I've been reluctant to jump into this but I can't stay silent any longer. And this is NOT directed at any one person. It's a general post. The more you take rejection personally, the less you'll learn from it and grow as a writer. The worst mistake any of us can make is to believe our writing is already perfect and no one can help us improve it. Between my three pen names I have nearly 70 books published and you know what? I learn something new each and every single time I write another one, and each time my editor sends one along for revision. Every. Single. Time.
The publishing world HAS changed. Drastically. Agents and editors are no longer the only gatekeepers. People self-publish and self-edit, but guess what? That doesn't mean the writing is stellar. Unfortunately, MOST of the time it's pretty darn bad. Is every editor 100% correct? No. But learning the basics - learning the craft - is part of this game.
Agents and editors are in business to make money. If they don't believe they can sell it, they won't take a chance on it. Period. End of sentence. That's how the world of traditional publishing works and that's also why so many thumbed their noses at it and self-published.
My own writing is not perfect, nor will it ever be. I'm human. I accept that. But I also work very hard to constantly improve it. I take every single review to heart. Even the bad ones, and you'd better believe I get them. I take every single suggestion my editor gives me to heart. I may not change everything to suit her tastes, but we're talking fine points here, not glaring errors or sentence structure oddities. And as for reviews, even the mean-spirited ones often (usually) contain a kernel of truth.

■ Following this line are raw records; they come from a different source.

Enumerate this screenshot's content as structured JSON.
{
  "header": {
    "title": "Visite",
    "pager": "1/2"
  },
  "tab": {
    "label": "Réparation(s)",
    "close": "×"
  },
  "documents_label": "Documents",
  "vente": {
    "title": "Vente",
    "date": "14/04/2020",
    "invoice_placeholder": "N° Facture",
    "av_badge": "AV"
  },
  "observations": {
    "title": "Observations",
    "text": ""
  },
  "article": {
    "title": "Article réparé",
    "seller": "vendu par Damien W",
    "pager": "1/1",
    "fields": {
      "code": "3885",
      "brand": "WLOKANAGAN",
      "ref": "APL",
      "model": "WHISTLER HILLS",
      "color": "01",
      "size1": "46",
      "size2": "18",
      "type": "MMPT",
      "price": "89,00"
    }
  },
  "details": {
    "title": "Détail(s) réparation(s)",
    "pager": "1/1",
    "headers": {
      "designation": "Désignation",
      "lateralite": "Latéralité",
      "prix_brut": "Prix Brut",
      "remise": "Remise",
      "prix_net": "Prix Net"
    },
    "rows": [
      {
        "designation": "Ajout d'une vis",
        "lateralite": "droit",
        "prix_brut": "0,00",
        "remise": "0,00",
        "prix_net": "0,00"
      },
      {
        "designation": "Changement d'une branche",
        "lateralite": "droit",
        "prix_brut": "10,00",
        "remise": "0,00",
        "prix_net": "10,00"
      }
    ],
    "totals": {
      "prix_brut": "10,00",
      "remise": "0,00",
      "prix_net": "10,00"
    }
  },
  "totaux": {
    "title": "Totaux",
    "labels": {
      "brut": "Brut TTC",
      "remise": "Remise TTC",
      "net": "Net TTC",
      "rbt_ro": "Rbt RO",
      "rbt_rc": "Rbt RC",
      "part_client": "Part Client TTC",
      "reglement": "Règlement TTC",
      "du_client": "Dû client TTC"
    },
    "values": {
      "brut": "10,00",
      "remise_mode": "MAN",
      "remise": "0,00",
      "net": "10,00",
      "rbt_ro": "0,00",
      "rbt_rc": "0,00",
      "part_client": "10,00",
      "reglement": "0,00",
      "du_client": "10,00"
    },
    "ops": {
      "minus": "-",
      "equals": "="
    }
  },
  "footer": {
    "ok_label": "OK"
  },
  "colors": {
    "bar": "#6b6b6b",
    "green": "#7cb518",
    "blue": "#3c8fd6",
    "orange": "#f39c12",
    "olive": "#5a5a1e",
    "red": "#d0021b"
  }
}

So honestly… if you can't see the errors or faulty flow in your own writing yet, you're not ready to submit. And if you refuse to take critique about that, or refuse to put in the work to improve your writing, you're going to find this is a long, difficult road.
By all means keep writing, but buy, beg, or borrow some craft books. Take classes. Pick apart the books in your genre that you love to figure out how that author did it. How they pulled you into the story and kept you there. Try to emulate (not copy) that, then develop your own style. Find a beta reader. Not someone who will tell you what you want to hear, but someone who has been there and done that, and will give you no holds barred HONEST critique. And then be a strong enough person to take that critique and use it to improve.
Hope this helps. It's not meant to be mean, but merely honest.